── Source material

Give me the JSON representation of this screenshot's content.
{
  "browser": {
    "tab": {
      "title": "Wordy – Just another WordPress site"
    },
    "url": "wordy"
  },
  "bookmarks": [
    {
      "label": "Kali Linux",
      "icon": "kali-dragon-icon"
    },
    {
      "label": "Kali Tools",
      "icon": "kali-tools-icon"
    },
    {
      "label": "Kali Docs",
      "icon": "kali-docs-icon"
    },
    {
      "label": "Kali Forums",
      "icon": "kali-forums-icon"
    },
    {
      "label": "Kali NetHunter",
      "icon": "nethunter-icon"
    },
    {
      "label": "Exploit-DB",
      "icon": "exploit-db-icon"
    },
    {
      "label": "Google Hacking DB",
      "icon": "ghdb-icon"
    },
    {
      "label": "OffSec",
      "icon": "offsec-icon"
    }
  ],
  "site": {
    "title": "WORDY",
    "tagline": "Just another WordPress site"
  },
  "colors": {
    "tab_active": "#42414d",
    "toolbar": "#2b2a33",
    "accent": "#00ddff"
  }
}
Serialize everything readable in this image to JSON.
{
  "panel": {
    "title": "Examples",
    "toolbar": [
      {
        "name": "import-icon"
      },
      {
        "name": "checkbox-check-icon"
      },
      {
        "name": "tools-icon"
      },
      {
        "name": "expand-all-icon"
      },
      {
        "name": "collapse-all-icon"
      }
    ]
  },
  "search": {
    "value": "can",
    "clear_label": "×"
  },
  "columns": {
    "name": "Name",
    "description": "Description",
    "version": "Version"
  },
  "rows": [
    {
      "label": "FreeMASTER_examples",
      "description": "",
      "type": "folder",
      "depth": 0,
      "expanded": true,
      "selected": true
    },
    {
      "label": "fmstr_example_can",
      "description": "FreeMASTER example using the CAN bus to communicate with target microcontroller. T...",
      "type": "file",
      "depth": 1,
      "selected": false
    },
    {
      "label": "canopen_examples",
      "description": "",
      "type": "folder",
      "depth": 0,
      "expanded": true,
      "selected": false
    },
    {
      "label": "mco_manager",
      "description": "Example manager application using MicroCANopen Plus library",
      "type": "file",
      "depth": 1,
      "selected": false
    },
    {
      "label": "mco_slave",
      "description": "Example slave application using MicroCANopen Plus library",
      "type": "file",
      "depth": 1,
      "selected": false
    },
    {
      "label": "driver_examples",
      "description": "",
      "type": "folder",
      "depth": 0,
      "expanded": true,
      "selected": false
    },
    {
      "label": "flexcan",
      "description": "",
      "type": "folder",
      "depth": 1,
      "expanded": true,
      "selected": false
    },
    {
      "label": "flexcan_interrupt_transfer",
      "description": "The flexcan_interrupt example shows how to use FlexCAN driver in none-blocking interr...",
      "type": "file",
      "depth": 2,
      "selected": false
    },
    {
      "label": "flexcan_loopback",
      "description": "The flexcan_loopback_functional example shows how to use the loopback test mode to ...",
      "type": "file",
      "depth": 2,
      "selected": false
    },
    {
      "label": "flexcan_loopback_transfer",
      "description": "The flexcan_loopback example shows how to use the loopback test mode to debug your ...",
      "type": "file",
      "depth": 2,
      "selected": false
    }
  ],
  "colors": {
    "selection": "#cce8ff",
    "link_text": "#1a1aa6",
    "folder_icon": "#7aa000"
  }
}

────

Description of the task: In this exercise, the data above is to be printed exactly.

Response area:
Give me the JSON representation of this screenshot's content.
{
  "browser": {
    "tab": {
      "title": "Wordy – Just another WordPress site"
    },
    "url": "wordy"
  },
  "bookmarks": [
    {
      "label": "Kali Linux",
      "icon": "kali-dragon-icon"
    },
    {
      "label": "Kali Tools",
      "icon": "kali-tools-icon"
    },
    {
      "label": "Kali Docs",
      "icon": "kali-docs-icon"
    },
    {
      "label": "Kali Forums",
      "icon": "kali-forums-icon"
    },
    {
      "label": "Kali NetHunter",
      "icon": "nethunter-icon"
    },
    {
      "label": "Exploit-DB",
      "icon": "exploit-db-icon"
    },
    {
      "label": "Google Hacking DB",
      "icon": "ghdb-icon"
    },
    {
      "label": "OffSec",
      "icon": "offsec-icon"
    }
  ],
  "site": {
    "title": "WORDY",
    "tagline": "Just another WordPress site"
  },
  "colors": {
    "tab_active": "#42414d",
    "toolbar": "#2b2a33",
    "accent": "#00ddff"
  }
}
Serialize everything readable in this image to JSON.
{
  "panel": {
    "title": "Examples",
    "toolbar": [
      {
        "name": "import-icon"
      },
      {
        "name": "checkbox-check-icon"
      },
      {
        "name": "tools-icon"
      },
      {
        "name": "expand-all-icon"
      },
      {
        "name": "collapse-all-icon"
      }
    ]
  },
  "search": {
    "value": "can",
    "clear_label": "×"
  },
  "columns": {
    "name": "Name",
    "description": "Description",
    "version": "Version"
  },
  "rows": [
    {
      "label": "FreeMASTER_examples",
      "description": "",
      "type": "folder",
      "depth": 0,
      "expanded": true,
      "selected": true
    },
    {
      "label": "fmstr_example_can",
      "description": "FreeMASTER example using the CAN bus to communicate with target microcontroller. T...",
      "type": "file",
      "depth": 1,
      "selected": false
    },
    {
      "label": "canopen_examples",
      "description": "",
      "type": "folder",
      "depth": 0,
      "expanded": true,
      "selected": false
    },
    {
      "label": "mco_manager",
      "description": "Example manager application using MicroCANopen Plus library",
      "type": "file",
      "depth": 1,
      "selected": false
    },
    {
      "label": "mco_slave",
      "description": "Example slave application using MicroCANopen Plus library",
      "type": "file",
      "depth": 1,
      "selected": false
    },
    {
      "label": "driver_examples",
      "description": "",
      "type": "folder",
      "depth": 0,
      "expanded": true,
      "selected": false
    },
    {
      "label": "flexcan",
      "description": "",
      "type": "folder",
      "depth": 1,
      "expanded": true,
      "selected": false
    },
    {
      "label": "flexcan_interrupt_transfer",
      "description": "The flexcan_interrupt example shows how to use FlexCAN driver in none-blocking interr...",
      "type": "file",
      "depth": 2,
      "selected": false
    },
    {
      "label": "flexcan_loopback",
      "description": "The flexcan_loopback_functional example shows how to use the loopback test mode to ...",
      "type": "file",
      "depth": 2,
      "selected": false
    },
    {
      "label": "flexcan_loopback_transfer",
      "description": "The flexcan_loopback example shows how to use the loopback test mode to debug your ...",
      "type": "file",
      "depth": 2,
      "selected": false
    }
  ],
  "colors": {
    "selection": "#cce8ff",
    "link_text": "#1a1aa6",
    "folder_icon": "#7aa000"
  }
}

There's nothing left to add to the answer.